NY Daily News - June 14, 2012by Maggie Hayes
Rosa Howard hails her "heroes"Rosa Howard went to EMS Station 14 on Wednesday to thank her rescue team, three months after they brought her back from death three times. She was welcomed by a crowd of cheering firefighters, paramedics, nurses and EMTs.
"They are heroes, in my eyes," said Howard, 50, smiling through tears. "They're my heroes. I need to write a book on this."
"It's emotional because I'm looking at a person who was dead," said paramedic Paul Wallace.
"We have the training, we have the experience, we were in the right place at the right time," said Kevin Bratholt, who, with Wallace, were first to arrive at Howard's Trinity Ave home last March, when she went into cardiac arrest brought on by her asthma.
"I was scared," said Howard as she recounted the incident.
"She knocked on my door. She was gasping for air," said neighbor Shanda Rodriguez.
Rodriguez held Howard upright, and felt her getting cold. They called 911.

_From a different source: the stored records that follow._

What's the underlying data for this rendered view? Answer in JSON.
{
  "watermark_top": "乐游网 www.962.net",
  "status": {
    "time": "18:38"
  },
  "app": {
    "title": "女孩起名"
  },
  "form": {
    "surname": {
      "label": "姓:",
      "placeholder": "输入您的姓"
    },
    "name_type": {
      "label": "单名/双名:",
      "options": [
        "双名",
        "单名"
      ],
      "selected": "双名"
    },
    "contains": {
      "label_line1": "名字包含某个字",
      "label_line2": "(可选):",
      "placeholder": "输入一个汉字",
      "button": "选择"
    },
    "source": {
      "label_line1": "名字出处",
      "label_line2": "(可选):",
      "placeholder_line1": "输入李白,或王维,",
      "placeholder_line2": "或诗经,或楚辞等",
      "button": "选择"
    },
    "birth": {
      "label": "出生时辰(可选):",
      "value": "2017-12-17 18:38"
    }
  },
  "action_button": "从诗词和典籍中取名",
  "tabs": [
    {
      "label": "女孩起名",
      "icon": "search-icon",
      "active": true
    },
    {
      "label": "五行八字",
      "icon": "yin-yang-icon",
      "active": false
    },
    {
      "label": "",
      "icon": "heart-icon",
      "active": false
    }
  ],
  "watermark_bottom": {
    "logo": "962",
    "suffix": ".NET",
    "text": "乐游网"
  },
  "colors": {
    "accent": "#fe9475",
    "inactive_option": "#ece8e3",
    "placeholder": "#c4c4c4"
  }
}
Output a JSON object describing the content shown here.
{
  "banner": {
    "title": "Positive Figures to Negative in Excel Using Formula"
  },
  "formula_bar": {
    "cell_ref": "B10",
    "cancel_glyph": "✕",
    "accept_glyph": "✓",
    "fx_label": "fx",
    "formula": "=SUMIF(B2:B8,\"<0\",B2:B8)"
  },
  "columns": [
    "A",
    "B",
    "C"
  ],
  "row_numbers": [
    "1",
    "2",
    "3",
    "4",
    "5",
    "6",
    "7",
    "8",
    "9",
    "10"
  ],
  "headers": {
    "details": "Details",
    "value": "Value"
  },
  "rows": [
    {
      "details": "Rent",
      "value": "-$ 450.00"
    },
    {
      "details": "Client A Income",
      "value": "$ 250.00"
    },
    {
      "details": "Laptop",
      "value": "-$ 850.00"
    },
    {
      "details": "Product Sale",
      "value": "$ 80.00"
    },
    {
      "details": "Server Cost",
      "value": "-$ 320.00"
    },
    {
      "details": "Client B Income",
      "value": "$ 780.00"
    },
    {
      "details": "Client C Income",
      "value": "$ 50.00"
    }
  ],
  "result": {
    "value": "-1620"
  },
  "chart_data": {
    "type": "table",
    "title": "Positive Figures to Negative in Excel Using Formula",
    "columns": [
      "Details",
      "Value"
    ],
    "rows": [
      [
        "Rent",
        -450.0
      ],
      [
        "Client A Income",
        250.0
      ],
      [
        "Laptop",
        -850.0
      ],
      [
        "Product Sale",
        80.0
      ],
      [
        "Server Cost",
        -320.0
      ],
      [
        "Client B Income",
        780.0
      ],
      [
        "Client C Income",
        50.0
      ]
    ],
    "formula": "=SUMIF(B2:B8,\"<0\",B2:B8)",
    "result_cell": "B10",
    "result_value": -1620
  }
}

Paramedics Bratholt and Paul Wallace were the first on the scene, followed by two EMTs, five firefighters, and EMS Lieutenant Gil Aviles.
Howard did not have a pulse when Bratholt and Wallace first arrived. They lay Howard down on her bed, gave her an IV and administered CPR.
Wallace said it took 10 to 15 minutes to revive her.
After the rest of the team arrived and Howard was stable, they carried her four stories down a winding staircase, in the elevatorless building.
"Everyone stayed calm. We feed off of each other," said Aviles. "It's rewarding to the members to see their job was affected in a positive way."
But before arriving at the hospital and then in the ER, Howard had to be revived two more times. She was in a coma for three days.
"I was destroyed," said Howard's cousin, Cheryl Thomas, who was told that Howard only had 48 hours to live and she should consider making funeral arrangements.
With friends and family never leaving her side, Howard opened her eyes on March 24.
"It's a miracle," said Thomas. "The doctor said she had a strong heart and that she was willing to come back."
"Lincoln Hospital . . . saved my life," said Howard.
"If it wasn't for the training that the fire department gave to us, along with teaming up with the firefighters, this would not have been possible," said Wallace. "It makes us appreciate the teamwork."
As for Howard, she believes "God and everyone was on my side. It wasn't my time."
Then the short woman in the bright blue fedora told her lifesavers, "I love you all."